This benefit arises from the difference between the Market Interest rate andthe employer’s interest rate for loans provided after 11th June 1998 or loans provided on or before 11th June 1998 whose terms and conditions have changed after 11th June 1998. Such a benefit is taxable on the employer at the corporation Tax Rate. The Tax on Fringe Benefits is known as Fringe Benefit Tax.

Question six

Briefly discuss the taxation of royalties under the Income Tax Act.

It is income earned by a person for rights granted to others to use his intellectual properties.

These properties include:

1. Copyright, Literary, artistic or scientific works.
2. Cinematograph including film or tape used in radio or any other form of broadcasting.
3. Patents, trademarks, designs, model, plan or formula.

iii. Any industrial, commercial or scientific equipment or information concerning industrial

commercial or scientific equipment.

Expenses will be allowed as long as they were incurred wholly and exclusively in earning such income

For residents, a 5% withholding tax is first deducted before determining net royalty income. It is

then deducted from gross tax liability of the resident individual as a tax credit.

Question seven

List four dividend incomes exempt from Taxation in Kenya

Dividends exempt from tax;

1. Dividends from outside Kenya or from non-resident companies
2. Dividends received by a resident company which controls more than 12 ½ % of the

voting power of the resident company paying the dividend

iii. Dividends received by a resident insurance company from its investments income of

the life insurance fund

1. Dividend amount being the discount factor on the issue of debentures or redeemable

preference shares or ordinary shares if it is less than 5% of par value

The Dividends received by a financial institution specified in the fourth schedule are no longer

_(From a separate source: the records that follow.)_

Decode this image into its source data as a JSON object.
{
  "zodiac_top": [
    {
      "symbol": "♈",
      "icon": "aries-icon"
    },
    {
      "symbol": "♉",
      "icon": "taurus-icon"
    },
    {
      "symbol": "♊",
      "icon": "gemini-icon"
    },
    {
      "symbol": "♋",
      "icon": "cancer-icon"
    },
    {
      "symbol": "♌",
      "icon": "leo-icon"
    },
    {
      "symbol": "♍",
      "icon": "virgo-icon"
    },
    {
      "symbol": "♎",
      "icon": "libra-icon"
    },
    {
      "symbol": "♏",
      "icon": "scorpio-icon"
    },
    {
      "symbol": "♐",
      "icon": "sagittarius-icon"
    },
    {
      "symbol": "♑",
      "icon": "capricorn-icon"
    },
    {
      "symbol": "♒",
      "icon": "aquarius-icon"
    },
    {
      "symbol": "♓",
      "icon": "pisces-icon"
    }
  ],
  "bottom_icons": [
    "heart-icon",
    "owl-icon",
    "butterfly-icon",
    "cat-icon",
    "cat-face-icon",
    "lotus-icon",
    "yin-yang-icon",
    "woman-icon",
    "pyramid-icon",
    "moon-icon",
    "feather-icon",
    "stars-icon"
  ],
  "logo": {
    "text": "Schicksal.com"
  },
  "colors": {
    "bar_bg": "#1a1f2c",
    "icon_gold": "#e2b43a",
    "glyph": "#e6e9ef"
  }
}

exempt from tax following an amendment in the 2008 Finance Act that is applicable with effect

from 13.06.2008

Question Eight

List the allowable expenses against rental income

This is income earned by a person for rights granted to others to occupy his property. In determining

the taxable rent income, all expenses incurred wholly and exclusively in earning such income are

allowed (deducted) against such income. These expenses include the following:

1. a) Bad debts and rental losses.
2. b) Advertising and promotional costs of revenue nature.
3. c) Legal costs and stamp duty on acquiring a lease of less than 99 years.
4. d) Water and rates
5. e) Management and Agency fees.
6. f) Insurance
7. g) Staff wages and salaries.
8. h) Repairs and maintenance
9. i) Structural alterations on the building necessary to maintain existing rent.
10. j) Heating and lighting.